In 1805, Guillaume Duparc, a French veteran of the American Revolution, took possession of a 12,000-acre site just four miles downriver from Oak Alley Plantation in St. James Parish. With only seventeen West African slaves, he began to clear the land, build a home and grow sugarcane on the site of a Colapissa Indian village. This endeavor, like many others, led to a unique blending of European, African and Native American cultures that gave rise to the distinctive Creole culture that flourished in the region before Louisiana became part of the United States . Today, Laura Plantation offers a rare view of this non-Anglo-Saxon culture. Architectural styles, family traditions and the social/political life of the Creoles have been illuminated through extensive research and documentation. African folktales, personal memoirs and archival records have opened windows to Creole plantation life – a life that was tied directly to the soil with an agrarian-based economy, a taste for fine food and a constant battle to find comfort in a hot, damp environment. Laura Plantation stands today as a living legacy dedicated to the Creole culture.

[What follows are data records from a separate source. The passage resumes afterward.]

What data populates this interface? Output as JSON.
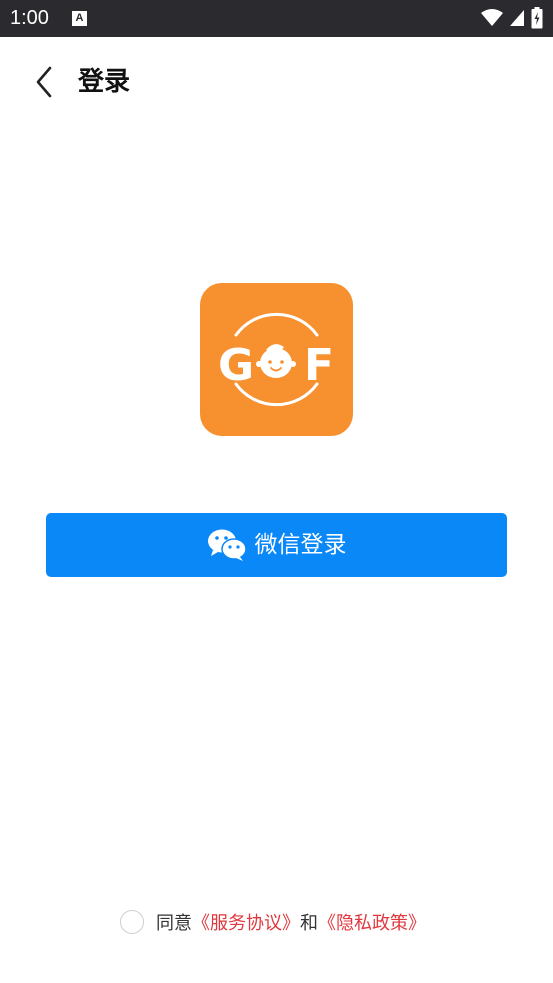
{
  "status_bar": {
    "time": "1:00",
    "notification_letter": "A"
  },
  "nav": {
    "title": "登录"
  },
  "logo": {
    "letter_left": "G",
    "letter_right": "F"
  },
  "wechat_login": {
    "label": "微信登录"
  },
  "agreement": {
    "prefix": "同意",
    "service_link": "《服务协议》",
    "conjunction": "和",
    "privacy_link": "《隐私政策》"
  },
  "colors": {
    "status_bar_bg": "#2b2b2f",
    "primary_blue": "#0a88f8",
    "logo_orange": "#f7902f",
    "link_red": "#e0383e"
  }
}
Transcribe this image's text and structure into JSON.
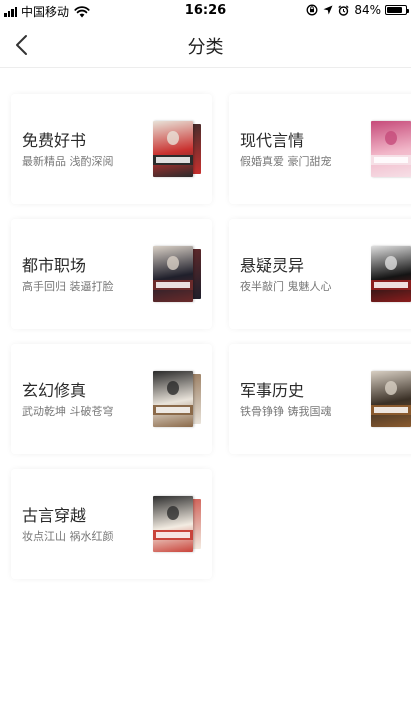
{
  "status_bar": {
    "carrier": "中国移动",
    "time": "16:26",
    "battery": "84%"
  },
  "nav": {
    "title": "分类",
    "back_icon": "chevron-left-icon"
  },
  "categories": [
    {
      "title": "免费好书",
      "subtitle": "最新精品 浅酌深阅",
      "cover_colors": [
        "#c9312f",
        "#2b2b2b",
        "#e8e2d8"
      ]
    },
    {
      "title": "现代言情",
      "subtitle": "假婚真爱 豪门甜宠",
      "cover_colors": [
        "#f1b6c8",
        "#f6dfe6",
        "#c64b7a"
      ]
    },
    {
      "title": "都市职场",
      "subtitle": "高手回归 装逼打脸",
      "cover_colors": [
        "#1f1f2b",
        "#6a2a2a",
        "#d9d0c6"
      ]
    },
    {
      "title": "悬疑灵异",
      "subtitle": "夜半敲门 鬼魅人心",
      "cover_colors": [
        "#141414",
        "#8a1d1d",
        "#dedede"
      ]
    },
    {
      "title": "玄幻修真",
      "subtitle": "武动乾坤 斗破苍穹",
      "cover_colors": [
        "#e9e3da",
        "#8b6a4a",
        "#2a2a2a"
      ]
    },
    {
      "title": "军事历史",
      "subtitle": "铁骨铮铮 铸我国魂",
      "cover_colors": [
        "#3a3026",
        "#8a5a2e",
        "#d8cfc3"
      ]
    },
    {
      "title": "古言穿越",
      "subtitle": "妆点江山 祸水红颜",
      "cover_colors": [
        "#f3ece2",
        "#c9433a",
        "#2e2e2e"
      ]
    }
  ]
}
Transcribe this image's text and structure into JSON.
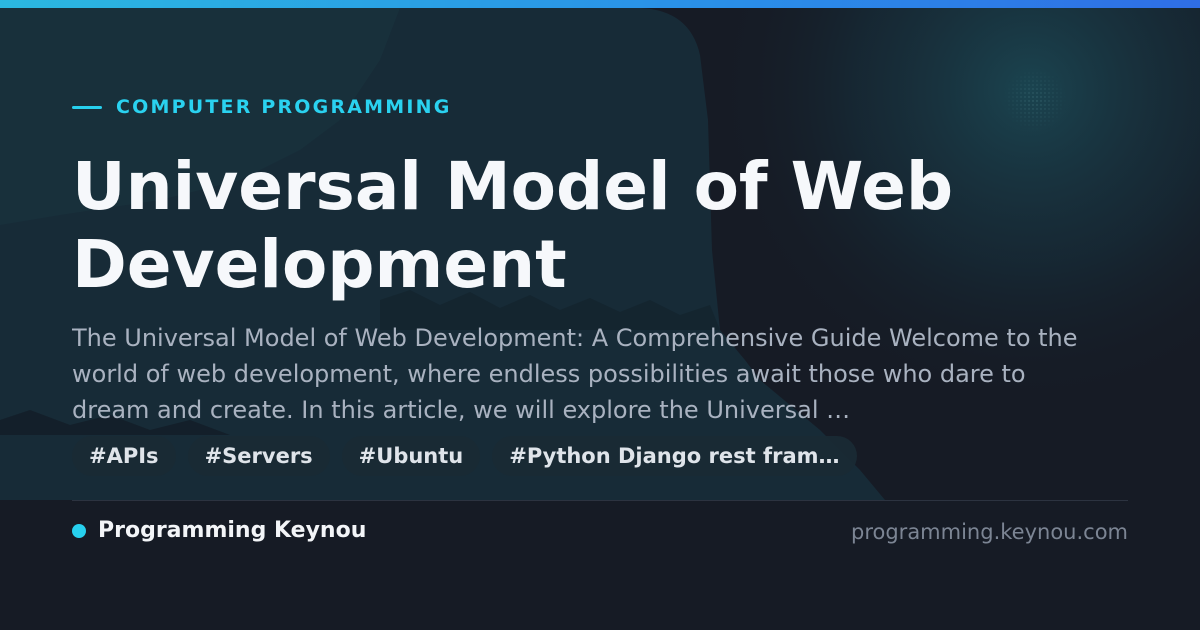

Introduction Baldwin Hills Village The Becker Estate Dumbarton Oaks Park The Dunn Gardens Gardens of Jajome Gerdemann Garden Gibraltar Greatwood Gardens Latham Park Laura Plantation Longue Vue House + Gardens Manitoga Margaret Thomas' Garden NationsBank Plaza Nehrling's Garden New Orleans Botanical Garden Oak Alley Plantation Peachtree Heights West